There are many, many diyur moogan facilities in Israel to choose from, and they range vastly in amenities, cost and religious character. There are a number of residences in Jerusalem and the central region that cater specifically to English speakers. Diyur moogan is paid for privately and cost is based on the size of the apartment unit which can range from one to three rooms. Typically, it requires a large “buy-in” deposit that depreciates over time, plus a monthly fee that covers taxes, utilities, clearning, activities, transportation and basic medical supervision. A growing number of facilities now offer a monthly rental arrangement without buying in. 

In-Home Care

Whether living in a private home or a diyur moogan, you will want to factor in the cost of in-home care should the need arise. Israel boasts a developed and highly subsidized system of long-term care designed to enable aging in place (whether in the community or in a diyur moogan), over one-third of which is provided by live-in migrant caregivers. You can find valuable information about the costs of live-in care here: Confused About How to Budget for a Live-In Foreign Caregiver? Here are the Nuts and Bolts.

Residential Care

Nursing homes (beit avot) in Israel offer services for the elderly who need help in their daily functioning. Different homes, or different departments within the same home, address different types and levels of care needed.

  • Assisted Living (t’shushim): for individuals who need partial assistance for everyday tasks like showering, dressing, or eating. An assisted living facility offers on-site services  and activities. Assisted living facilities are regulated by social services (revacha) and generally funded by the individual, though in some cases partial funding from the revacha is available.
  • Nursing Care (siyudi): for individuals who need full assistance for everyday tasks like showering, dressing, or eating. Nursing homes are highly regulated through the Ministry of Health, which also provides a subsidy known as a “code” to eligible individuals.
  • Dementia/Alzheimer’s Care (t’shushay nefesh). for individuals with memory, judgment, and/or orientation deficits, who require daily assistance and constant supervision. The emphasis in these facilities is on the cognitive state of the person, so he or she may be completely independent functionally without any special physical problems. These institutions are also highly regulated through, and potentially subsidized by, the Ministry of Health.
  • Complex Nursing Care (siyudi murkav): for individuals who require both functional assistance and special medical attention in addition to assistance with daily tasks. Eligibility to be placed in a complex nursing care facility is determined by medical staff and a supervising nurse on behalf of the kupat cholim 
  • Rehabilitation (Shikum): for individuals with impaired functional ability caused by a medical condition or event who can potentially benefit from rehabilitation services. Admission is by referral from hospital medical staff to a dedicated rehabilitation facility or hospital rehab ward through the kupat cholim, and financed by the kupah.

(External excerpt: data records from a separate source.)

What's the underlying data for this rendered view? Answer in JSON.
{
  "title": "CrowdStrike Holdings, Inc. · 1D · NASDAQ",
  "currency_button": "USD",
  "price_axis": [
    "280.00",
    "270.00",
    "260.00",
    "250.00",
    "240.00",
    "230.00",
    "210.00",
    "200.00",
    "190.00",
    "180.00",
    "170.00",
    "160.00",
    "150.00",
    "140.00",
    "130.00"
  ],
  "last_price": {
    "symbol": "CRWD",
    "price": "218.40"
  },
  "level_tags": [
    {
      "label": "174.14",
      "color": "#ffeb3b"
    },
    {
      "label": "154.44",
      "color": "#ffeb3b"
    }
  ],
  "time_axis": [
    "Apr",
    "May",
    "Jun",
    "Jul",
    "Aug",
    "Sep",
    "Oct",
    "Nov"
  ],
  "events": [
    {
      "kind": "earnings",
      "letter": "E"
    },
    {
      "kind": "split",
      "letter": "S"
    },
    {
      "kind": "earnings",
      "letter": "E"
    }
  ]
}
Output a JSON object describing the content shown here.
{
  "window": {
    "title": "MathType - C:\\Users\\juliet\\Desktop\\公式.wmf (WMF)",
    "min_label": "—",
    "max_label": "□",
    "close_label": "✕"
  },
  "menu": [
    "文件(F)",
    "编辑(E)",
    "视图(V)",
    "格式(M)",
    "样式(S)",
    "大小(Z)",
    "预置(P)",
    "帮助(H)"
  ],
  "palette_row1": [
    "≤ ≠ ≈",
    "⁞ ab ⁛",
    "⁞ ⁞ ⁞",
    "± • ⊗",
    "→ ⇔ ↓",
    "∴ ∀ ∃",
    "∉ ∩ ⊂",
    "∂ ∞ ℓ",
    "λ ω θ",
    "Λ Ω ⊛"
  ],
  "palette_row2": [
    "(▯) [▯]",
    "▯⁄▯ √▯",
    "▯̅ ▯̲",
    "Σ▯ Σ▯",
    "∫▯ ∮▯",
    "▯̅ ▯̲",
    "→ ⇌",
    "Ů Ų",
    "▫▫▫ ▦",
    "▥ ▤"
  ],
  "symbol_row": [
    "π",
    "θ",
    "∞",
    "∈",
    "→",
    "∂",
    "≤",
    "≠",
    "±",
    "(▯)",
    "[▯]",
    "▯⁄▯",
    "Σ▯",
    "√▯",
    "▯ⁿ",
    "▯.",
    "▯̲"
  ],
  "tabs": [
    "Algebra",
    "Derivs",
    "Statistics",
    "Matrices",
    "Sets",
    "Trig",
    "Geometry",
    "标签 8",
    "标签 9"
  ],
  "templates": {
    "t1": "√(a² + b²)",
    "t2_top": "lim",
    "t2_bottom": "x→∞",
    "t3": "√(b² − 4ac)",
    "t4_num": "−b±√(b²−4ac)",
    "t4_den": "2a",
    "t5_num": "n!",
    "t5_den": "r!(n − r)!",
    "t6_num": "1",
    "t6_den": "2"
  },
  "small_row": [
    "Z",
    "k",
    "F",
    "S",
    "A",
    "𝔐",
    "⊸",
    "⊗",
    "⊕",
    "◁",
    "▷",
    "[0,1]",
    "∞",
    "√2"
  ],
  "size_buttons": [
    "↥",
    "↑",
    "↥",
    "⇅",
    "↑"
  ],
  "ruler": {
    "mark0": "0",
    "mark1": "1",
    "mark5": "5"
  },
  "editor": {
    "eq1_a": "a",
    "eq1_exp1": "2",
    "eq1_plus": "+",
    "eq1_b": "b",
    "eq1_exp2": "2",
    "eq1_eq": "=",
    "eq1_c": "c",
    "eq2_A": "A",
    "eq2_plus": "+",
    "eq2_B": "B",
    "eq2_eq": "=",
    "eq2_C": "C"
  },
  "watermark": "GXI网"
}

These are not easy decisions. It is imperative that you have an open and honest discussion as a family for any option under consideration. Do your due diligence: read reviews and consult with a knowledgeable lawyer before signing a contract. Join our Facebook Group Sandwich Generation Israel where you can connect with people who have personal experience with many of the facilities in Israel. Consider working with a professional Care Manager to guide you through the different choices, explain government and private funding options and help your family come to a decision.